Purists will probably opt to play the Classic mode instead, which returns the standard time limits to the title from the first Tony Hawk titles, along with the SKATE and COMBO letter goals, secret tapes, etc. that fans loved. Unfortunately, even this mode has a few problems. First of all, some of the newer THUG 2 levels just don't mesh well with this format, creating a large inequity between the older, simpler stages and the more expansive ones. Secondly, since most Tony Hawk vets probably remember many of these older levels (particularly the ones that they've spent numerous hours unlocking and mastering), it would've been perfect if there were newer stages to explore.

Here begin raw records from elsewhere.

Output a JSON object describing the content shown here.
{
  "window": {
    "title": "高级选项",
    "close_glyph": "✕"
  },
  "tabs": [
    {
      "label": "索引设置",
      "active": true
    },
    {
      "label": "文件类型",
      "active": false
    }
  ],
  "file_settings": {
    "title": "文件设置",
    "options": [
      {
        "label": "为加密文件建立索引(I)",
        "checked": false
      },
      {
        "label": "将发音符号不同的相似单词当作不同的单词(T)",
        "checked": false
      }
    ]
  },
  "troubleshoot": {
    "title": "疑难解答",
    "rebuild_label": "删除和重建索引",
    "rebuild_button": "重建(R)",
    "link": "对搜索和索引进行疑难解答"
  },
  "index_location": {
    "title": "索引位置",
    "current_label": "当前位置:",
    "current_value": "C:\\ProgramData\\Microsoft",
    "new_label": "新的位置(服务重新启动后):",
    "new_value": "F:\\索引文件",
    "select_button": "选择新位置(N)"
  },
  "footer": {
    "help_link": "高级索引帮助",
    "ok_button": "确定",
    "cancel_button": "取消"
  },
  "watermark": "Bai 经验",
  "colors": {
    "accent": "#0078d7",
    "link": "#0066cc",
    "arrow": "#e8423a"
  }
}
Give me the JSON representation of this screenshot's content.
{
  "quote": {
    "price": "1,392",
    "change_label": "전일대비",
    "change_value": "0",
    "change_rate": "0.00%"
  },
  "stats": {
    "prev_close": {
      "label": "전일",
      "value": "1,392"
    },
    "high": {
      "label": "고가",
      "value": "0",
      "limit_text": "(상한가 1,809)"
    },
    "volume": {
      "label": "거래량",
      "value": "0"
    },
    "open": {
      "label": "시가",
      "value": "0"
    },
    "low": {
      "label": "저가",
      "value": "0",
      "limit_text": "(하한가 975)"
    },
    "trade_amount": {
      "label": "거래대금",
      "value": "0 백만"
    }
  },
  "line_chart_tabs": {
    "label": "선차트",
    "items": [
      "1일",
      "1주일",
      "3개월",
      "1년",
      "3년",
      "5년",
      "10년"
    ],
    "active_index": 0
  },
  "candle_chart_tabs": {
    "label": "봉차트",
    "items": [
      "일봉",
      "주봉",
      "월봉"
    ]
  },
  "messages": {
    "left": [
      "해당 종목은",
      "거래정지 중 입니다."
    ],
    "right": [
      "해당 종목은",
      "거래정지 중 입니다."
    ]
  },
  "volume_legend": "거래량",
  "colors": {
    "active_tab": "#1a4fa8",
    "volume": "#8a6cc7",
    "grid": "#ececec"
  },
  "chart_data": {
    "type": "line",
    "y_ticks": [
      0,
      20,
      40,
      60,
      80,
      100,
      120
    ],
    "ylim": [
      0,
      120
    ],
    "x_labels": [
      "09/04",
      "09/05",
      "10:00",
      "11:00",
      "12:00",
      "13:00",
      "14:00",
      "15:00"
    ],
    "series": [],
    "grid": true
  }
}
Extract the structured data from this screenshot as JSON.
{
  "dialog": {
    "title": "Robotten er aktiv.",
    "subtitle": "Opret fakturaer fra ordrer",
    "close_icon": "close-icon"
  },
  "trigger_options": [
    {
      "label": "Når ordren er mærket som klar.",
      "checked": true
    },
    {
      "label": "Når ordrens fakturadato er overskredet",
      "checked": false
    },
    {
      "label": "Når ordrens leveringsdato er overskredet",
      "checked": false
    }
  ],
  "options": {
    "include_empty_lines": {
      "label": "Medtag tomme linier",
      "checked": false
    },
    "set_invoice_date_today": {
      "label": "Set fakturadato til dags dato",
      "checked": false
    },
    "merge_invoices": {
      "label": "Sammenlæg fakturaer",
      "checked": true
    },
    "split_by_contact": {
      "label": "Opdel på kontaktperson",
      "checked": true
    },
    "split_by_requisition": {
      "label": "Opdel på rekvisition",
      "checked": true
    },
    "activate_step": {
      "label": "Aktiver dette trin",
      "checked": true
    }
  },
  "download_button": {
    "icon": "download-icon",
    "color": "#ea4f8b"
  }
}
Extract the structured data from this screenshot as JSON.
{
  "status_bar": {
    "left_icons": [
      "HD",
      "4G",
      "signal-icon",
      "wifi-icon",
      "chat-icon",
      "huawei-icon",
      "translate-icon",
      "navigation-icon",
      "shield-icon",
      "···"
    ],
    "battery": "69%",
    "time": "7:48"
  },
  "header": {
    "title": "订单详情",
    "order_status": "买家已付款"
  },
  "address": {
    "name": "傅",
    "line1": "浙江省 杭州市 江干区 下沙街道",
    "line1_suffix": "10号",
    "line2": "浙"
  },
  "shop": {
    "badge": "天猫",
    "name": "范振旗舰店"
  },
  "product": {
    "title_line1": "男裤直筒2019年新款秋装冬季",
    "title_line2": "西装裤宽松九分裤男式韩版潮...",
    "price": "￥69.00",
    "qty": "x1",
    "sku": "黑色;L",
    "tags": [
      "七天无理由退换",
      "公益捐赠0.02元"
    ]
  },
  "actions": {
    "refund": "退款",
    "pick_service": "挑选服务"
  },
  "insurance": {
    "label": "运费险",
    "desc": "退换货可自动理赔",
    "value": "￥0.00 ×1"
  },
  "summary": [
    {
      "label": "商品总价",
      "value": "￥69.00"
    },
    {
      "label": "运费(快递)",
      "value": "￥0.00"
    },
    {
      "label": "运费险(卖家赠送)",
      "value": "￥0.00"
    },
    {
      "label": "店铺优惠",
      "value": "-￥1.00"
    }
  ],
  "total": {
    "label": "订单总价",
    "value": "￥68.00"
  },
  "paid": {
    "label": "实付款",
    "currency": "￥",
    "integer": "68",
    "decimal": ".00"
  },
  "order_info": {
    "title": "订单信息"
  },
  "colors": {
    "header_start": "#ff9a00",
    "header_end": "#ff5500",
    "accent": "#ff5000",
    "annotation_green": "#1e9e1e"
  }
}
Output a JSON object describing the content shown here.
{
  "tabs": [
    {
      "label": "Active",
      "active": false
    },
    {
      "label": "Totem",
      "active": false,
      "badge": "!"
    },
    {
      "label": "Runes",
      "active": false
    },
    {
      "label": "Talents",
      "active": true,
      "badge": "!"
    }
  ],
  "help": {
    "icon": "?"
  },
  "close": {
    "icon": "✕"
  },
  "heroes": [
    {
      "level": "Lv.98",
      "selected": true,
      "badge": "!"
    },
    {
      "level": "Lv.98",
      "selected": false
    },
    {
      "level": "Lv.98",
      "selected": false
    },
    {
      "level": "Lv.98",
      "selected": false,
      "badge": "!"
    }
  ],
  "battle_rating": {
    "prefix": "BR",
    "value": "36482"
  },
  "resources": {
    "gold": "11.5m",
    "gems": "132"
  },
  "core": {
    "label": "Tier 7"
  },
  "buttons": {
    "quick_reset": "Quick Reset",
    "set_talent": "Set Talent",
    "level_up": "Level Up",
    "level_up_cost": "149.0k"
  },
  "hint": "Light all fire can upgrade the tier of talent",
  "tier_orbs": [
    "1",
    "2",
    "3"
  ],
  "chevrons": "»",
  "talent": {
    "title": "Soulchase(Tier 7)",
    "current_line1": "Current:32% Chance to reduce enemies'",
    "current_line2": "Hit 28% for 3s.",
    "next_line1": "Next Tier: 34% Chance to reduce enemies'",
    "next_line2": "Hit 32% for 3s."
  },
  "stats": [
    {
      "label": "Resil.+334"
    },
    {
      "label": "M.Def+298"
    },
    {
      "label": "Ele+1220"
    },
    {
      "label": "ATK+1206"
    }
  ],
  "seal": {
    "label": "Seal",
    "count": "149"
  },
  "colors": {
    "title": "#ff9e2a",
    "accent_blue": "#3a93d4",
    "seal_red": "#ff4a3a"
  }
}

Perhaps one of starkest exclusions is the fact that Xbox owners don't have online play for THUG 2. To be blunt, this completely blows. Xbox Live has just as rabid and active an online community as the PS2 or PC players, yet they've been screwed out of online play for this title, relegating them to two player split screen play. This is relatively unfortunate, considering that the included additions to online play, Elimiskate and Scavenger Hunt are just perfect for multiple players. Elimiskate is similar to many racing games, except instead of the person in last place getting knocked out of play, the person with the least amount of points from tricks and combos is eliminated. Scavenger Hunt is based around players navigating a level and dropping coins around a stage, then hunting for as many coins as possible within a time limit. These mini-games are fun, but the do suffer from a significant amount of lag and slowdown during play at times, usually when players join matches or when a game is just starting for everyone. The older multiplayer games, like Graffiti and Combo Mambo among others, make a return appearance and are really great for extending the life of the game. It's just a shame that Xboxers can’t join in the fun.
Overall, THUG 2 is a fun, albeit flawed sequel that won't entirely appeal to every skating fan. The lack of attention to the pure mechanics that attracted so many players to the series is a significant detraction to the game, as are the limitations placed on some of the game modes and the overemphasis on acting crazy. However, the game is still a Tony Hawk title, and its solid history of delivering engaging skateboarding year after year is maintained with THUG 2.